Figure of Dharanendra and Parshvanatha, Meena Basti, Aihole
Artist: Indian draftsman
Medium: Pen and ink on paper
Pen-and-ink and wash drawing by an Indian draftsman of the figure of Dharanendra with Parshvanatha in the Meena Bastib at Aihole, from an album of 31 folios of drawings of sculpture in the rock-cut caves and temples at Aihole and Badami, dated 1853.
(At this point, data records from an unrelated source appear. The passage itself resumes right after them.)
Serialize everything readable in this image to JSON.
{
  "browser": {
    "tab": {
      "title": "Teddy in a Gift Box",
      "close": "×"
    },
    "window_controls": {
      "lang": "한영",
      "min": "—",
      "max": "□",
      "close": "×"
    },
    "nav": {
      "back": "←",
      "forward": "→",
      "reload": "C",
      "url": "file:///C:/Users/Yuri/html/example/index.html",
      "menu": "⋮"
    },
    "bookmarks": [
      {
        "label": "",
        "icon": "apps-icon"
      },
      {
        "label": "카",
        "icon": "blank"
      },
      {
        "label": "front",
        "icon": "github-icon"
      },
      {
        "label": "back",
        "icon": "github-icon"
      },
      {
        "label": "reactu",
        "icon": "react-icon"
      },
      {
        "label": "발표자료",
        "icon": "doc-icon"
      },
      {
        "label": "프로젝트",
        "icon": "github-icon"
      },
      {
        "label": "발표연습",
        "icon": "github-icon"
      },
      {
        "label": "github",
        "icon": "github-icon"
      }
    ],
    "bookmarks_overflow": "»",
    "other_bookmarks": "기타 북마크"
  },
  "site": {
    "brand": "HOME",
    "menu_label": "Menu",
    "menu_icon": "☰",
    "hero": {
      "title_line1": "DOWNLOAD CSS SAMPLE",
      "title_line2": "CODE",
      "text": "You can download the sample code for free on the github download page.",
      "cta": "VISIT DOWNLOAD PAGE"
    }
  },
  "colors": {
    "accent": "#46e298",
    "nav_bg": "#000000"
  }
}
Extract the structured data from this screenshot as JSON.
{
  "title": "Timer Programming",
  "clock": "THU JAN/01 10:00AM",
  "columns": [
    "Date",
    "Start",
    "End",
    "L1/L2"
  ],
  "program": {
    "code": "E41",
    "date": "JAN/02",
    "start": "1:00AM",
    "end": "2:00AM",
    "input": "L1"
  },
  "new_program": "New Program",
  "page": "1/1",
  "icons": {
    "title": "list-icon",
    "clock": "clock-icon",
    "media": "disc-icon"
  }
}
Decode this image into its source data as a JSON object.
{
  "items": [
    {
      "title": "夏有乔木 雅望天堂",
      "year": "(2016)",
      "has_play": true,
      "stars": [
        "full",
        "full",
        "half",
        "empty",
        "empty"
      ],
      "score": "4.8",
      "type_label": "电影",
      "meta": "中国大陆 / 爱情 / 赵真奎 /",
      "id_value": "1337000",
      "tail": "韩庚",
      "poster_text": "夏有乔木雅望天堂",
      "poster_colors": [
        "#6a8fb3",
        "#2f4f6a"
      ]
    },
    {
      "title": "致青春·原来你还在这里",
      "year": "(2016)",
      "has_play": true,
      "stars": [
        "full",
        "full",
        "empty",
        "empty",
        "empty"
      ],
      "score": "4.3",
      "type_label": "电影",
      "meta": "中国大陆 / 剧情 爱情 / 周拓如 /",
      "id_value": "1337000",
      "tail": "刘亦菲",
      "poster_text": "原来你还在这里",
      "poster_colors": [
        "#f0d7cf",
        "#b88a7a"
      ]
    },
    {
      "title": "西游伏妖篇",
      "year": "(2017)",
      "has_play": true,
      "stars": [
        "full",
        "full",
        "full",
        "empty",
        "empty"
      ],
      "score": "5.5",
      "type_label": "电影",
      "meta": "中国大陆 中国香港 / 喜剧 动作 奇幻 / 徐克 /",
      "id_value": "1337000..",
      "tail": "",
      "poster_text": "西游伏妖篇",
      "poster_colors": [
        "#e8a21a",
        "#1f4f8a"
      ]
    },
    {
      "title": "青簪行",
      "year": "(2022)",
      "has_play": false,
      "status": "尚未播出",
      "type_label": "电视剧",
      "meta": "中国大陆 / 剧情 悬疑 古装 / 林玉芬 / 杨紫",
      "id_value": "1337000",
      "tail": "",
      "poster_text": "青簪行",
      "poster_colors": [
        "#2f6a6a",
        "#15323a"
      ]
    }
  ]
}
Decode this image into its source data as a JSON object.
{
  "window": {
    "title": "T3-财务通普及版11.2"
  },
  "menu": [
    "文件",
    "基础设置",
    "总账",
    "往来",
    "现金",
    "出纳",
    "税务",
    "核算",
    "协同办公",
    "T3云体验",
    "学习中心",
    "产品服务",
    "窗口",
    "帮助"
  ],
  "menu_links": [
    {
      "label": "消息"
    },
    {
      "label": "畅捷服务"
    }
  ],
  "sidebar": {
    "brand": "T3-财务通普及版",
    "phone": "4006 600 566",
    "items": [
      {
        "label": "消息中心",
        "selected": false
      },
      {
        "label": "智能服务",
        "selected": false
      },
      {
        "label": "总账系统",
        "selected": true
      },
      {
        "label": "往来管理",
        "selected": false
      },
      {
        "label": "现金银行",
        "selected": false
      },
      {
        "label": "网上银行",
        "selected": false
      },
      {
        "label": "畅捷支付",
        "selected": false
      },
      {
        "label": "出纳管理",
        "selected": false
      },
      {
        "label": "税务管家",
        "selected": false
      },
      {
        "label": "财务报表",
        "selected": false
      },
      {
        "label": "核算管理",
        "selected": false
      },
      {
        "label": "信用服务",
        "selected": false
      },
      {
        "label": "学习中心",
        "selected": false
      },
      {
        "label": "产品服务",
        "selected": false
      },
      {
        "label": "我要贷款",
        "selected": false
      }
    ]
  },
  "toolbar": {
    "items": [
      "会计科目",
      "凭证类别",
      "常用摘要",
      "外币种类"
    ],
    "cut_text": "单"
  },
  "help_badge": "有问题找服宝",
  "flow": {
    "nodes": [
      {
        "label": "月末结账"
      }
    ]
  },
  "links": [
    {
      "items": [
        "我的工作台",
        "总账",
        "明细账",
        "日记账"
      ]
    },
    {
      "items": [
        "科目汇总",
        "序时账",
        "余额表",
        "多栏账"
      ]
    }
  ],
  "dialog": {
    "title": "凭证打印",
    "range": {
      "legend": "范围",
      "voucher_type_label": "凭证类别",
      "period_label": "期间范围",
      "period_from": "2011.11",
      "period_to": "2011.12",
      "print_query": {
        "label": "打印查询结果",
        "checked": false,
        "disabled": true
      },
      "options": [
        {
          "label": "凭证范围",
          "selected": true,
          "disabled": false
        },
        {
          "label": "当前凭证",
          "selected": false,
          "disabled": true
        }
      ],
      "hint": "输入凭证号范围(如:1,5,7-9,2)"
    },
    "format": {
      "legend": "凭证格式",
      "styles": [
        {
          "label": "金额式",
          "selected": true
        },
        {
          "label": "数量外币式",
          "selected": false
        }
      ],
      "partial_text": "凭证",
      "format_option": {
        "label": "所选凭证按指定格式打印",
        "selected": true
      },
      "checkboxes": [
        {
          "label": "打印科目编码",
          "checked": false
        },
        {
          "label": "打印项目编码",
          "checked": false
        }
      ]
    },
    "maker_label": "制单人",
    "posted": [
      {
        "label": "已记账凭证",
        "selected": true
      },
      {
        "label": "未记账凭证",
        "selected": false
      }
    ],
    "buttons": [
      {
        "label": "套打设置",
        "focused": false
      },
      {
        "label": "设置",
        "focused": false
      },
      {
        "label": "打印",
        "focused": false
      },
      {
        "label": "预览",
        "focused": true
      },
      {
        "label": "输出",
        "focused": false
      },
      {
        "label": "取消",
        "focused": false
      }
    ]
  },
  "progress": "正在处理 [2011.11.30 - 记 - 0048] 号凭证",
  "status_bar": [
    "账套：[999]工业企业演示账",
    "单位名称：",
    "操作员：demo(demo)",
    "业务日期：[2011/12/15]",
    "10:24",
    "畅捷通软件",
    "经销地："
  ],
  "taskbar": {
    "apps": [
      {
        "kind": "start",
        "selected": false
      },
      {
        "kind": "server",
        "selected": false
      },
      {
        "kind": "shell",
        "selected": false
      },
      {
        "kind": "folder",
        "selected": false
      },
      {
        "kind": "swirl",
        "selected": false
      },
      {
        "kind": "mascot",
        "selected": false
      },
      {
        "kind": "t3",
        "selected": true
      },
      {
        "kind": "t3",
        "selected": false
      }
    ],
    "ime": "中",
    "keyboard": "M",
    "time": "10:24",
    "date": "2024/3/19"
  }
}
Aihole was one of the capitals and an important commercial centre of the Early Western Chalukya, a powerful dynasty which ruled the Deccan from the sixth century. Together with the two other capitals of Badami and Pattadakal, the site has preserved many Hindu and Jain temples which belong to a period that goes from the sixth to the 12th centuries, belonging to the Early and Late Chalukya periods and to the Rashtrakuta era. The Meena Basti is a rock-cut Jain cave temple situated south of the village. It was excavated in the late sixth century. It has a long verandah supported by four pillars and two pilasters. The drawing depicts the figure of Dharanendra, the five-hooded serpent friend of Parshvanatha, which is carved at the left end of the verandah. Parshvanatha is the second last of the twenty-four Tirthankaras or Jain saviours. A female figure of Nagini, probably the consort of the Naga that shelters Parshvanatha, stands on the right holding an umbrella over his head. Another Nagini holds a lotus in her right hand. On the left of Parshvanatha a figure adorned with rich ornaments is seated in an attidude of adoration. Another figure with hands upraised is seen on the left above Parshvanatha.